New vet clinic opens at Jackson County Animal Shelter
The Jackson County Animal Shelter stays close to full capacity all year long. Now, all the shelter’s animals have better access to healthcare since the official grand opening of the new on-site veterinary clinic.
Hurley Ray the dog may not have his manhood anymore, but this canine is making history as one of the first animals to get fixed at the Jackson County Animal Shelter’s new veterinary clinic. Dr. Amy Larsen said, “It will give us a chance to better treat the animals that are in the community that need vaccinations, spays, and neuters.”
The $125,000 facility will help provide better healthcare for sick, abandoned animals that come through the shelter’s doors. Shelter animals in need of medical attention can now be put in quarantine, allocating new space the shelter was in desperate need of before. Maridee Mallette with Jackson County Animal Shelter said, “We went from 800 square foot FEMA cottage to a 3,000 square foot big, nice building with new equipment, more tables, more area.”
The new clinic will be helping the over 250 animals at the shelter, as well as in the long run help with the over-capacity problem. Jackson County Animal Shelter Director Joseph Barlow said, “Spay and neutering these animals will have a long-term impact on the number of animals we see in the future.”
“We have a problem in Jackson County and we need to cut down on the overpopulation crisis that we’re having so this is a major accomplishment,” said Mallette.

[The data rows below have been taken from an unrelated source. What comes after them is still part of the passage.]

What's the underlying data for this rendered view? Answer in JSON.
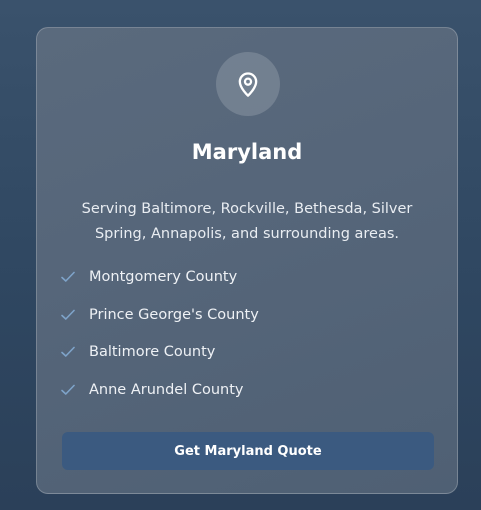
{
  "card": {
    "icon": "map-pin-icon",
    "title": "Maryland",
    "description": "Serving Baltimore, Rockville, Bethesda, Silver Spring, Annapolis, and surrounding areas.",
    "counties": [
      "Montgomery County",
      "Prince George's County",
      "Baltimore County",
      "Anne Arundel County"
    ],
    "check_icon": "check-icon",
    "button_label": "Get Maryland Quote"
  },
  "colors": {
    "page_background": "#344b65",
    "card_background": "#56667a",
    "button": "#3b5a80",
    "check": "#7ea3c9"
  }
}
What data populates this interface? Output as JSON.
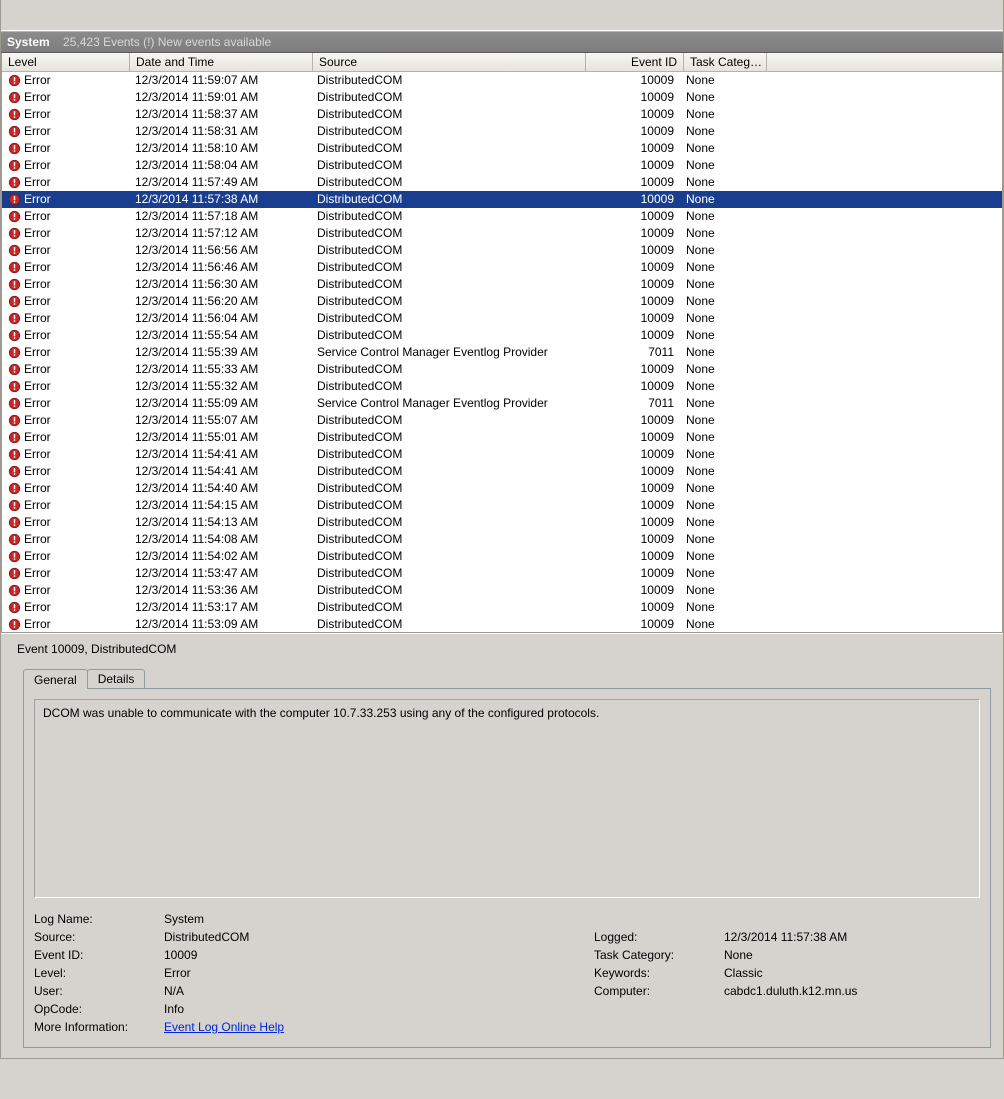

The medical staff here are dedicated to making a difference for these animals left behind. Vet Tech Jessica Kiasinec said, “It makes me grateful that I get the opportunity to help all these animals and help our public and to be part of this team that has a great mission in mind.”
The clinic is just the first step of a planned $1.3 million renovation to the animal shelter that officials hope to break ground on soon.